Problem:
Report, as a single figure, how many lines in the records below include "screenshot".

Website and app data records:
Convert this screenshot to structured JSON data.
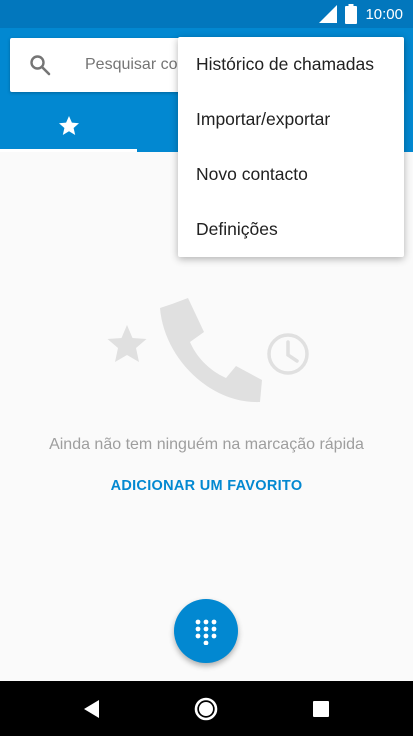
{
  "status_bar": {
    "time": "10:00",
    "icons": [
      "signal-icon",
      "battery-icon"
    ]
  },
  "search": {
    "placeholder": "Pesquisar co"
  },
  "tabs": [
    {
      "icon": "star-icon",
      "selected": true
    },
    {
      "icon": "clock-icon",
      "selected": false
    },
    {
      "icon": "people-icon",
      "selected": false
    }
  ],
  "menu": {
    "items": [
      {
        "label": "Histórico de chamadas"
      },
      {
        "label": "Importar/exportar"
      },
      {
        "label": "Novo contacto"
      },
      {
        "label": "Definições"
      }
    ]
  },
  "empty_state": {
    "message": "Ainda não tem ninguém na marcação rápida",
    "action_label": "ADICIONAR UM FAVORITO"
  },
  "fab": {
    "icon": "dialpad-icon"
  },
  "nav_bar": {
    "icons": [
      "back-icon",
      "home-icon",
      "recents-icon"
    ]
  },
  "colors": {
    "primary": "#0288d1",
    "primary_dark": "#0277bd",
    "background": "#fafafa"
  }
}
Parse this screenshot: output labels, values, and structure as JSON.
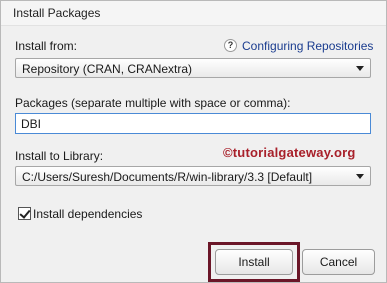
{
  "window": {
    "title": "Install Packages"
  },
  "install_from": {
    "label": "Install from:",
    "help_icon": "question-icon",
    "help_glyph": "?",
    "help_link": "Configuring Repositories",
    "selected": "Repository (CRAN, CRANextra)"
  },
  "packages": {
    "label": "Packages (separate multiple with space or comma):",
    "value": "DBI"
  },
  "library": {
    "label": "Install to Library:",
    "selected": "C:/Users/Suresh/Documents/R/win-library/3.3 [Default]"
  },
  "watermark": "©tutorialgateway.org",
  "dependencies": {
    "label": "Install dependencies",
    "checked": true
  },
  "buttons": {
    "install": "Install",
    "cancel": "Cancel"
  },
  "colors": {
    "highlight": "#6b1628",
    "watermark": "#a8202a",
    "link": "#1a3c8f"
  }
}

Exercise answer:
2